» Dataset records:
===

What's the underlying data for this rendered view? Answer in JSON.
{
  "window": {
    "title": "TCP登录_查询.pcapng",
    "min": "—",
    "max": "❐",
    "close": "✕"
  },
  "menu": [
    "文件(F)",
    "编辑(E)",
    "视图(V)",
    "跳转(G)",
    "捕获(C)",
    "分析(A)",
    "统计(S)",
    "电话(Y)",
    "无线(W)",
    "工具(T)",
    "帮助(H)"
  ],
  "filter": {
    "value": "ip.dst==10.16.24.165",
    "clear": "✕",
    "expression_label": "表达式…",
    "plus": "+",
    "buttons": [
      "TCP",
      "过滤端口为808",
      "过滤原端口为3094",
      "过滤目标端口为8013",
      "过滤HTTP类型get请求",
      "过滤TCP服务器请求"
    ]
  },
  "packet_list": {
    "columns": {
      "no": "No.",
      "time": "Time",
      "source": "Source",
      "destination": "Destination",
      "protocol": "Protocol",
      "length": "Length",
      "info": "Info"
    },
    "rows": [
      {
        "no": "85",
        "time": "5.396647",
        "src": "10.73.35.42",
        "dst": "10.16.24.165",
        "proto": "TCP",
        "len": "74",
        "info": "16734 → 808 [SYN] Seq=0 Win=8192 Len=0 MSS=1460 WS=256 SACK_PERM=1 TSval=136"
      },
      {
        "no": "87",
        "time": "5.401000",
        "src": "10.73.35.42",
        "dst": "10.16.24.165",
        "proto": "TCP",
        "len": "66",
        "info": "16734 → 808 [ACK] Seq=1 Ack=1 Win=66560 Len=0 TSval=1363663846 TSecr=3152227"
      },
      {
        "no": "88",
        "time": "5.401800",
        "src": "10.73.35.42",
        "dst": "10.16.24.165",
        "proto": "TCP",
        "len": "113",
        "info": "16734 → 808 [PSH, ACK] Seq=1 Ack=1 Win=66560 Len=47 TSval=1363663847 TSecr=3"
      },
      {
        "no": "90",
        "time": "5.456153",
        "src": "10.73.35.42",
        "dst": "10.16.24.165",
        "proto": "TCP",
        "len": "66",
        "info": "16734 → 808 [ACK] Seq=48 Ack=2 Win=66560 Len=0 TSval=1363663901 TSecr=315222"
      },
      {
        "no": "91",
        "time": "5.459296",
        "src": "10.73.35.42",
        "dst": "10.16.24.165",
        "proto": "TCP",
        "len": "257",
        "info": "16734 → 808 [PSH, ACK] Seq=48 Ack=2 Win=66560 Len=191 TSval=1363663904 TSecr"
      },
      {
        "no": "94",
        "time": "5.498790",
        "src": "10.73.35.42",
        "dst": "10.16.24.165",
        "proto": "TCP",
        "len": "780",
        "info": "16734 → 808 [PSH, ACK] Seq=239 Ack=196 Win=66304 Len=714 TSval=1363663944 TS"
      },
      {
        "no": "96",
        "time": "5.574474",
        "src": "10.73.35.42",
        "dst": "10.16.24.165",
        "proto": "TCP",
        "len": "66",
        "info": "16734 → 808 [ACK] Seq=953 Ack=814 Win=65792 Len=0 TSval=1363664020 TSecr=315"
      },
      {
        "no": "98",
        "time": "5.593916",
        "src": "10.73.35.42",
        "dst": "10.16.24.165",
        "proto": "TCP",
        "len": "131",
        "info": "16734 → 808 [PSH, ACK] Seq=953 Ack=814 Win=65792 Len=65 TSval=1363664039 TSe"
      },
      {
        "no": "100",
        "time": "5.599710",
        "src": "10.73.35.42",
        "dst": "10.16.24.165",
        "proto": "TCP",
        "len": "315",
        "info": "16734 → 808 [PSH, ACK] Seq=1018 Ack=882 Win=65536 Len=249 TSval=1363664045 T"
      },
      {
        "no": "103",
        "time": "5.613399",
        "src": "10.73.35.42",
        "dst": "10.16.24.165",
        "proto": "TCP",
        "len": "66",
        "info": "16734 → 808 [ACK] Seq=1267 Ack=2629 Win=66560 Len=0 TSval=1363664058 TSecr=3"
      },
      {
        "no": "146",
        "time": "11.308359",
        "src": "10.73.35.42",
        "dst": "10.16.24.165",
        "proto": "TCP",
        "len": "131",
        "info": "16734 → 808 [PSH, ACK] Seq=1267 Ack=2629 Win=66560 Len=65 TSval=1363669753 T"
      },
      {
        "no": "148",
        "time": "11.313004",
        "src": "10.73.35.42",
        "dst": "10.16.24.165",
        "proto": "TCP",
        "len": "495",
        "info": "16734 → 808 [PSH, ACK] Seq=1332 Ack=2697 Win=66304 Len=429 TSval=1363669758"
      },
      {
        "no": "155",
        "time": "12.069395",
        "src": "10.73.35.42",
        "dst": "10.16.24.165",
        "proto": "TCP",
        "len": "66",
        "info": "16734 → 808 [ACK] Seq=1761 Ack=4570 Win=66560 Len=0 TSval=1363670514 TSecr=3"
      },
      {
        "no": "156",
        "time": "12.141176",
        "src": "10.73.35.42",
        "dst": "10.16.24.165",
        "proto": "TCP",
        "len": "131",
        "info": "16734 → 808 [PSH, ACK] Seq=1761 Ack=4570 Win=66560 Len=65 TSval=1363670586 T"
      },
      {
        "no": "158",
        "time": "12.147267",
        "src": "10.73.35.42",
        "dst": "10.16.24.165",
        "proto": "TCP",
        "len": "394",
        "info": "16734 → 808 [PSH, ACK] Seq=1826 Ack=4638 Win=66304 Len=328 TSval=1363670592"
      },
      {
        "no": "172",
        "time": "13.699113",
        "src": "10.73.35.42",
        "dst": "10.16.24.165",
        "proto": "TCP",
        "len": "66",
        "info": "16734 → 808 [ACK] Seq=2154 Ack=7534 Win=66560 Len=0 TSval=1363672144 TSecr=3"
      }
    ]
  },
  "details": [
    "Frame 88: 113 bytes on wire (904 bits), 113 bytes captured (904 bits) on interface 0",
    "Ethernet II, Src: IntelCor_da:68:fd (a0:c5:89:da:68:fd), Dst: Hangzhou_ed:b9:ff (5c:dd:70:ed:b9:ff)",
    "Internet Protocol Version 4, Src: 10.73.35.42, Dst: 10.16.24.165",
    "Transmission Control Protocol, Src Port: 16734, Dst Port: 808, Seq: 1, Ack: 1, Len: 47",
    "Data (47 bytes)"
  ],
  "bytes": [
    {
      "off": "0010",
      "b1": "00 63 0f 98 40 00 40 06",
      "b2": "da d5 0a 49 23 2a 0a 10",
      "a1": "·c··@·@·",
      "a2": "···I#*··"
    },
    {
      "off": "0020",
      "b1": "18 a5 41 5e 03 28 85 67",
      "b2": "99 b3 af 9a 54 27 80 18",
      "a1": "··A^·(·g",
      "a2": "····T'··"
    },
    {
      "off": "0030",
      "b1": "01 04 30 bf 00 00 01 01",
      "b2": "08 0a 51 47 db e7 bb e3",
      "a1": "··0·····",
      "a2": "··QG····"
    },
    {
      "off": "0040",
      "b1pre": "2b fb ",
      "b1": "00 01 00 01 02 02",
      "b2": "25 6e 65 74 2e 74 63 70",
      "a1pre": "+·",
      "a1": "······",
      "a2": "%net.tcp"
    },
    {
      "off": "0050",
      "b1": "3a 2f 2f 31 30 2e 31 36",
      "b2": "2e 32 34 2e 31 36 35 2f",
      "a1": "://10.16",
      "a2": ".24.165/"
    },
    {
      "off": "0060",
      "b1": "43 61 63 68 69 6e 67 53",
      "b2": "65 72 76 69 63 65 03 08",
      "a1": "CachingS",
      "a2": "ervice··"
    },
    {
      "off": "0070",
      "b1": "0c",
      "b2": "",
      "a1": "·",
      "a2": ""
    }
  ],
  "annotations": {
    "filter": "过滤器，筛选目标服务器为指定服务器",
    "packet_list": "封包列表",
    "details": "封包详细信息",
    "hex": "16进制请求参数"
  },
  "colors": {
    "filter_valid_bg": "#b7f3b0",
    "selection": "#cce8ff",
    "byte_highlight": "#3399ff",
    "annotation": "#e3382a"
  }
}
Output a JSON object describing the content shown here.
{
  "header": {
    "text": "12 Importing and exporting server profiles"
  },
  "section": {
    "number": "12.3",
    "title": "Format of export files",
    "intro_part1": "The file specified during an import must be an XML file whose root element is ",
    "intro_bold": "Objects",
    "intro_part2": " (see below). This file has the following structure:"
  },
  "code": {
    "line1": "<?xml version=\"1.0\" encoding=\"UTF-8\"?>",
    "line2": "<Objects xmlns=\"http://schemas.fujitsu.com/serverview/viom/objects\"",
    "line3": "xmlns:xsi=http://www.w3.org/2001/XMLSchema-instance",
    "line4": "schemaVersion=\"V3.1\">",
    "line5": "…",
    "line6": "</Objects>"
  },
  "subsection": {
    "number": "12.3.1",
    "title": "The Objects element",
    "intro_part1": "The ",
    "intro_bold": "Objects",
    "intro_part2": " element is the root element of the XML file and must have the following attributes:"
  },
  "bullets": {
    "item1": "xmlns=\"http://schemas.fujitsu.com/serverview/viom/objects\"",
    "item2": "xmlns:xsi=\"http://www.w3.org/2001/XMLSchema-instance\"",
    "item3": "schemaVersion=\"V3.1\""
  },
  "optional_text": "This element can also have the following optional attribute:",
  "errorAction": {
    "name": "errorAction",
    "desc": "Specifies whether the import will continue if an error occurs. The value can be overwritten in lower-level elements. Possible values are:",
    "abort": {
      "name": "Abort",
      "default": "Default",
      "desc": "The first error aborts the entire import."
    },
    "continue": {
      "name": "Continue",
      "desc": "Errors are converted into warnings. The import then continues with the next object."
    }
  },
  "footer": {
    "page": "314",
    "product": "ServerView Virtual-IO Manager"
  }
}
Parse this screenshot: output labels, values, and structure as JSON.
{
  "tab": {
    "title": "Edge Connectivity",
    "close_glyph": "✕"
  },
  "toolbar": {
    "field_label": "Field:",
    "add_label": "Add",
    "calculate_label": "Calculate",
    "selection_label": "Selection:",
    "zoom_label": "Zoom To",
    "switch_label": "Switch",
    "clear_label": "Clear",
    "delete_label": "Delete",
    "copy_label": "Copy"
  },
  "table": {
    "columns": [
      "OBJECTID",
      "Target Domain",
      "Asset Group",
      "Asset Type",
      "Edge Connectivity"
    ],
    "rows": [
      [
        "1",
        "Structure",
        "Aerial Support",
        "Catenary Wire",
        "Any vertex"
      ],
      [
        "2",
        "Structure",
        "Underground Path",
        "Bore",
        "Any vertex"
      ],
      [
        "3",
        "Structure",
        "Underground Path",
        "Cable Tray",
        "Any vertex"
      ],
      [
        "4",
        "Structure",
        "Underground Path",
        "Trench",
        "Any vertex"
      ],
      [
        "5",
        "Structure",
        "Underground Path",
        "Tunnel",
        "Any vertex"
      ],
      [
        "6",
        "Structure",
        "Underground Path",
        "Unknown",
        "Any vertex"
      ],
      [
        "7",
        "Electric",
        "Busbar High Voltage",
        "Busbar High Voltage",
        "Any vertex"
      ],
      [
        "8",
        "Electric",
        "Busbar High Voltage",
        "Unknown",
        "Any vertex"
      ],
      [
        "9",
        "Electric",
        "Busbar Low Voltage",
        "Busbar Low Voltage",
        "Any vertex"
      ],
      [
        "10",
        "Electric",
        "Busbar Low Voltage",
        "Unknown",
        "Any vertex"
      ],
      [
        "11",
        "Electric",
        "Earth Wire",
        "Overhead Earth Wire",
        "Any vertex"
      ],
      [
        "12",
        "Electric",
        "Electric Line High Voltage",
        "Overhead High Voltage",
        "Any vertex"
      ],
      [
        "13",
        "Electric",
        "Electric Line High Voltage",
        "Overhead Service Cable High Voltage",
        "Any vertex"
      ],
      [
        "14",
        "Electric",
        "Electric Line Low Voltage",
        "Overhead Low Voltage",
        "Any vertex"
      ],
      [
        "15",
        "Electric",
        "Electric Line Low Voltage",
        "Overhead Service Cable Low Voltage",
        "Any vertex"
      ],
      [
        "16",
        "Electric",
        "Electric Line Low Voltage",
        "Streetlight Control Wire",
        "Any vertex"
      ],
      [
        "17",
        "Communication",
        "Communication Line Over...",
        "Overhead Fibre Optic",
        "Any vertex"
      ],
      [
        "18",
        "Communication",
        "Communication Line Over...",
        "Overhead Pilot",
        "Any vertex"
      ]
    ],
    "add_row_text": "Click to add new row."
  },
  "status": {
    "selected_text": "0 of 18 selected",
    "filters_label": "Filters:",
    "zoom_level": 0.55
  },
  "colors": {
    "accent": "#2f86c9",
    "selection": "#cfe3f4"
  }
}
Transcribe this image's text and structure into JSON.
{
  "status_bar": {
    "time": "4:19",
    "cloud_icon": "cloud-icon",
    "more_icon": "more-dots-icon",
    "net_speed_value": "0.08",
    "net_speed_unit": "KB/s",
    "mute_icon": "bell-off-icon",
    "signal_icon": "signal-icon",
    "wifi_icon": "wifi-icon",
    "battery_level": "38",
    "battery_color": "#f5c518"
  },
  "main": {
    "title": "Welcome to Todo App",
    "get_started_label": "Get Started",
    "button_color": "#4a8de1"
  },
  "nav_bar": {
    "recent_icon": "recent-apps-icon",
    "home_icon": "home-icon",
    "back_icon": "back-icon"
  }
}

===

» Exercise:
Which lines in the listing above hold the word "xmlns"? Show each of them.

» Task result:
    "line2": "<Objects xmlns=\"http://schemas.fujitsu.com/serverview/viom/objects\"",
    "line3": "xmlns:xsi=http://www.w3.org/2001/XMLSchema-instance",
    "item1": "xmlns=\"http://schemas.fujitsu.com/serverview/viom/objects\"",
    "item2": "xmlns:xsi=\"http://www.w3.org/2001/XMLSchema-instance\"",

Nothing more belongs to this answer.